■ **Exercise**: Using the records provided below, locate and copy each line that contains the word "number".

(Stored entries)
::::::::

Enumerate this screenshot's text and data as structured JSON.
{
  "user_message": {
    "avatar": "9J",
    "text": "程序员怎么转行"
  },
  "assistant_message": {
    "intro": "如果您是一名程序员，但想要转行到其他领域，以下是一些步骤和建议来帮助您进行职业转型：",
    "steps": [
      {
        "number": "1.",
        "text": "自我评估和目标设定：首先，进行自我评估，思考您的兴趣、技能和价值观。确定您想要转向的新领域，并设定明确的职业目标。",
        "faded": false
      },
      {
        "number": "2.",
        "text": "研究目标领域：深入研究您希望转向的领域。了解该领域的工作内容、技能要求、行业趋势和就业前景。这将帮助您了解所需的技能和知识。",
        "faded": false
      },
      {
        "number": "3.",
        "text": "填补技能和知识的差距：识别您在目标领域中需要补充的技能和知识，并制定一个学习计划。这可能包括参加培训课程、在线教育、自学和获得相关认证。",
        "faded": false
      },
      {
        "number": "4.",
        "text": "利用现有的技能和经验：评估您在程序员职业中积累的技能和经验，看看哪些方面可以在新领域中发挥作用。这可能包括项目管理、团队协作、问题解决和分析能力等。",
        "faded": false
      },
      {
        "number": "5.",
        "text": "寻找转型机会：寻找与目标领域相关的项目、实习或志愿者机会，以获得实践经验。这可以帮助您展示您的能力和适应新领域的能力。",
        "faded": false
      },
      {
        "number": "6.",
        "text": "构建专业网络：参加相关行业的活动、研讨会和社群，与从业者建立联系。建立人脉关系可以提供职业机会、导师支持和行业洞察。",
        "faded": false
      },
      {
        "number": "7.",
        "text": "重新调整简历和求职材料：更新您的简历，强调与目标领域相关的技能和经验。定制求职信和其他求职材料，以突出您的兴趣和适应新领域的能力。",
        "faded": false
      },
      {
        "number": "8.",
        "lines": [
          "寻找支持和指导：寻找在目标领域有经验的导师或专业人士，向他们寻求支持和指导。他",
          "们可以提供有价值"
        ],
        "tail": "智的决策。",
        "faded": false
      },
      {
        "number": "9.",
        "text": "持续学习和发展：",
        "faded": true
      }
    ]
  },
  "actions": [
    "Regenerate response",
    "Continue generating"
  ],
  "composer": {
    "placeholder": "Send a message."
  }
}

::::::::

■ **The completed task**:
        "number": "1.",
        "number": "2.",
        "number": "3.",
        "number": "4.",
        "number": "5.",
        "number": "6.",
        "number": "7.",
        "number": "8.",
        "number": "9.",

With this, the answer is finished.